The Australian Work Health and Safety Strategy 2023–2033 establishes a shared national vision for WHS and a platform for improving workplace health and safety and reducing workplace fatalities, injuries and illnesses.
Released by Safe Work Australia last week, the Australian Work Health and Safety Strategy 2023–2033 has been agreed to and endorsed by all states and territories, the federal government, ACTU, AiGroup and the Australian Chamber of Commerce and Industry.
It sets out a shared and ambitious national vision for improving WHS in Australia and reducing work related fatalities, injuries and illnesses. It is ‘the result of combined efforts and a fundamental commitment to collaboration from all governments, industry, workers and their representatives’.
At the core of the Strategy is the aim and commitment to taking a more unified and national approach to workplace health and safety across all jurisdictions. For this reason, those responsible for workplace health and safety at all levels of the organisation need to familiarise themselves with the strategy and consider its contents as part of regular Safety Management System reviews.
Overview of the Australian Work Health and Safety Strategy 2023–2033
The strategy's overarching goal is to reduce workplace fatalities, injuries and illnesses. As such it identifies clear and measurable targets, including:
30% reduction in worker fatalities caused by traumatic injuries
20% in the frequency of serious WorkCover claims resulting in one or more weeks off work
15% reduction in the frequency of permanent impairment
3.5% (or below) overall incidence rate of work‑related injury or illness
20% reduction in the frequency of work-related respiratory disease and no new cases of accelerated silicosis
The Strategy prioritises six industries, which are responsible for 70% of fatalities and 58%
of serious workers’ compensation claims:
health care and social assistance
public administration and safety
Identified within the Strategy are eight key challenges that SafeWork believes will require ‘sophisticated’ and ‘holistic’ approaches to address. These include:
Management of psychosocial risks and hazards, including high work demands, low job support and harmful behaviours such as bullying and sexual harassment.
Health and safety vulnerability which prevents some workers from raising issues or concerns and tends to affect younger workers, those that work alone, are from culturally and linguistically diverse backgrounds, or who are employed in labour-hire positions.
Support for small businesses, which typically have fewer resources available to dedicate to understanding and effectively managing health and safety risks in the workplace.
Rise of artificial intelligence, automation and related technologies in the workplace that have the potential to replace higher-risk manual tasks but could also create new psychosocial hazards.
The changing nature of work, which means more people will have multiple jobs and be employed through the ‘gig economy’, combined with a trend that sees multiple employers sharing WHS responsibilities under WHS laws.
Changing workforce demographics, including an increase in the number of older workers in the workforce and labour shortages in key industries such as agriculture, health care and social assistance, which could lead to an increase in the number of vulnerable workers.
Hybrid work models, which may change or create new health and safety risks that employers need to manage.

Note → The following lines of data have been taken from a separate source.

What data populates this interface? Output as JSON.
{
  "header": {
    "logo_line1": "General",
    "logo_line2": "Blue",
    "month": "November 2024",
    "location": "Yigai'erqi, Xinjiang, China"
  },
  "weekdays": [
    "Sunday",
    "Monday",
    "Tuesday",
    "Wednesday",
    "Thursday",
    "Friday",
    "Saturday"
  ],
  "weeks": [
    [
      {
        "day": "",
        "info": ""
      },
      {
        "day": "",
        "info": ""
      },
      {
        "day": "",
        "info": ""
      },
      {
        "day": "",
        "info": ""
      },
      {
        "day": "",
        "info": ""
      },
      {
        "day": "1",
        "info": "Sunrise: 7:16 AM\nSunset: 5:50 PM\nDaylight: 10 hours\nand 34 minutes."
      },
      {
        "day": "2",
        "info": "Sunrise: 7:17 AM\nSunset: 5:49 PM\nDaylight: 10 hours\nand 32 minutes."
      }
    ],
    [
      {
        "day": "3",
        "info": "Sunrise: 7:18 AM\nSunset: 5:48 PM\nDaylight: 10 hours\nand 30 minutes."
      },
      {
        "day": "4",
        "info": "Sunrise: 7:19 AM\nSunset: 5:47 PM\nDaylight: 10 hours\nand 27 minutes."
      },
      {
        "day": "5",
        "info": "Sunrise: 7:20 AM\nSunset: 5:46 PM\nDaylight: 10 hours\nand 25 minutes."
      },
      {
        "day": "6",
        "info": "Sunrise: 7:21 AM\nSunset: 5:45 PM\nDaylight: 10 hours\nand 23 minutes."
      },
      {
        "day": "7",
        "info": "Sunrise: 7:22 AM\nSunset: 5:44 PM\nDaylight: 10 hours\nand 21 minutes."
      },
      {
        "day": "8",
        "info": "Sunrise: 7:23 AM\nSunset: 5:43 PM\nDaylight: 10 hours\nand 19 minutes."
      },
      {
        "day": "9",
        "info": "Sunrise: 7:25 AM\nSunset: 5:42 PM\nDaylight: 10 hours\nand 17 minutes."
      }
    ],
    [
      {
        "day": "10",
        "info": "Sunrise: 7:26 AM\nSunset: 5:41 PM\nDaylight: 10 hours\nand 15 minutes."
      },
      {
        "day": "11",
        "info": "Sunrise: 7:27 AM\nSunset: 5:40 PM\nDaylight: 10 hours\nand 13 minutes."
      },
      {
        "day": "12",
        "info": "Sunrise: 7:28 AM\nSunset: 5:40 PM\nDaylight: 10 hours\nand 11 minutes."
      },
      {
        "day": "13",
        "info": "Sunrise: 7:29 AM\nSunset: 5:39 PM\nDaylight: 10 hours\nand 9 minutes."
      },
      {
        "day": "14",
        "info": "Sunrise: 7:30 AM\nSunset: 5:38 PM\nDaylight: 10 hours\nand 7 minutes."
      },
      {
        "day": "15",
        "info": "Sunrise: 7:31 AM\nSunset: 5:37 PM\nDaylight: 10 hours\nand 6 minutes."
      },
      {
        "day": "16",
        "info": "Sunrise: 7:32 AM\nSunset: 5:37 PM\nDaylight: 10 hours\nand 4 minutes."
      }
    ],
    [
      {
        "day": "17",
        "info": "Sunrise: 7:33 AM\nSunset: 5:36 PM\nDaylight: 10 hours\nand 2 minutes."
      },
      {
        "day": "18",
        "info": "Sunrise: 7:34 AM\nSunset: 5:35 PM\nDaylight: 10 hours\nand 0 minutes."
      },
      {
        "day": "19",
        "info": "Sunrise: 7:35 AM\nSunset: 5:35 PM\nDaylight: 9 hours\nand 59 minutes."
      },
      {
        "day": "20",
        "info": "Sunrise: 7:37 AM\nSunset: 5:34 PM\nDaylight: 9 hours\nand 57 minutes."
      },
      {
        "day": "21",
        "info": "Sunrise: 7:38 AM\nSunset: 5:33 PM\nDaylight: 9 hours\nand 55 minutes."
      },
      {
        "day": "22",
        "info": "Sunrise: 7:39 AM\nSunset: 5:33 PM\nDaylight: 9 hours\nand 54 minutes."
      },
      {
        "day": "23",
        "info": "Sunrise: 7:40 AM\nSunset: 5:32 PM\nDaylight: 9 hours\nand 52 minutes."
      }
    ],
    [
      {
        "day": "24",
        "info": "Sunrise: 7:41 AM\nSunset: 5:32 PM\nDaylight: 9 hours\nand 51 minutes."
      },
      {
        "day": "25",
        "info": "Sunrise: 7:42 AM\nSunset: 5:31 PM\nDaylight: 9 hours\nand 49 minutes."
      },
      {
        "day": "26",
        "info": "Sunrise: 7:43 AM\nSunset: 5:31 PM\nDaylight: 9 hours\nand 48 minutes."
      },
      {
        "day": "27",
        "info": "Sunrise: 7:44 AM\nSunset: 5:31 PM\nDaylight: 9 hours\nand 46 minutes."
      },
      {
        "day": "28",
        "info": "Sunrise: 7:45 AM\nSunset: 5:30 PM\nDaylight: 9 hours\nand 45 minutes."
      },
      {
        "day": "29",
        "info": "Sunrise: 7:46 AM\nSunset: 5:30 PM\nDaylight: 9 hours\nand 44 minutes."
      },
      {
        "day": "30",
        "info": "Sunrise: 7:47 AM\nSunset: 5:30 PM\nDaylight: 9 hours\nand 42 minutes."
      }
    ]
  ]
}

Climate related risks, including extreme weather events, heat, flooding and diseases that may disrupt operations, along with new technologies, injuries and roles that will need to be managed as a result of measures designed to reduce or limit climate change.
More complex supply chains, which will require employers to ‘consider WHS risk more systematically’.
Realising the vision and achieving the goal
To address the challenges, and achieve the targets and overarching goal, the Strategy identifies three key ‘enablers’:
Embedding good WHS practices in all workplaces, across all industries and cohorts.
Building and deepening knowledge and understanding of WHS risks – at all levels.
Consistent and effective consultation and collaboration between employers, workers, government, industry and unions.
In addition, it sets out five key ‘actions’ that need to be taken to enable change:
Raising awareness and building knowledge and understanding at all levels of the community through effective, coordinated information campaigns.
National coordination, sharing of resources and collaboration across all Australian jurisdictions.
Timely data and intelligence gathering and information sharing to expand the knowledge base and assist in addressing current and emerging challenges and concerns.
Enhanced health and safety leadership across government, industry, organisations, employers and workers, with a focus on building a health and safety culture that embraces the systematic management of WHS risk.
Maintaining a strong focus on compliance and enforcement, with a nationally consistent approach as set out in the National Compliance and Enforcement Policy.